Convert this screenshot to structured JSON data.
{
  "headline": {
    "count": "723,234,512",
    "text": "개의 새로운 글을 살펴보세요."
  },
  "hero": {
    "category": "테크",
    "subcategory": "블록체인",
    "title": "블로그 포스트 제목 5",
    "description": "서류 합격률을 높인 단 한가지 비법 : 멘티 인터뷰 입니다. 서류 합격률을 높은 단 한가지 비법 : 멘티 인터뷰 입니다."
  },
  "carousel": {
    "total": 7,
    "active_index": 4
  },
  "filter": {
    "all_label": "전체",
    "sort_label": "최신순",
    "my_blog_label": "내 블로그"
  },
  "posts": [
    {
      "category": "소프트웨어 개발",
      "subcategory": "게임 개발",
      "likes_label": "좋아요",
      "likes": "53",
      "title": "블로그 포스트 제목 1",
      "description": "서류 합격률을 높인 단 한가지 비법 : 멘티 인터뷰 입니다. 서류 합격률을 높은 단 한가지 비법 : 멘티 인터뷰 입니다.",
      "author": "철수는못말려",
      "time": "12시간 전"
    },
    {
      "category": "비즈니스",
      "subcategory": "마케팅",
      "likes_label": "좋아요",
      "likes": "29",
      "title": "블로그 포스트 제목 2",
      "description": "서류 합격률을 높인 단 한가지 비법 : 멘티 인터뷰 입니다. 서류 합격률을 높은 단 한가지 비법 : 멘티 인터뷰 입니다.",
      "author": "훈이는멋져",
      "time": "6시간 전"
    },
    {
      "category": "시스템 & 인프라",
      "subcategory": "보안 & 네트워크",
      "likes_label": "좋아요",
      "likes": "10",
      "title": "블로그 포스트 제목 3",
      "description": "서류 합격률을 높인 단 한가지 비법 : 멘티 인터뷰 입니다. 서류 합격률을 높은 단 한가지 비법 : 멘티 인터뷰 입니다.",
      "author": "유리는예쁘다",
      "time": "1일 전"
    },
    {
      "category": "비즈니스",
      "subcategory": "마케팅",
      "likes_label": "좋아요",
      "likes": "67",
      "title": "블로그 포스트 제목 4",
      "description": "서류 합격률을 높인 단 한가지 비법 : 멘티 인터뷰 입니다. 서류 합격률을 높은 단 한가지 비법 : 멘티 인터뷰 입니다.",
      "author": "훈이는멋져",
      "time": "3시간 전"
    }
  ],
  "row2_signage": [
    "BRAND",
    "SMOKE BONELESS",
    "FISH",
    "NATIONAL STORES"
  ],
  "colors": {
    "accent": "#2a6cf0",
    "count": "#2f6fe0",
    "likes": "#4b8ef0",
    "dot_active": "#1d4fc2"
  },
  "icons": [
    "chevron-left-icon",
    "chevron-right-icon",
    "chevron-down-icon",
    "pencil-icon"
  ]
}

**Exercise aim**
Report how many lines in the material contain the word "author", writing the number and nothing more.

**Solution to the exercise**
4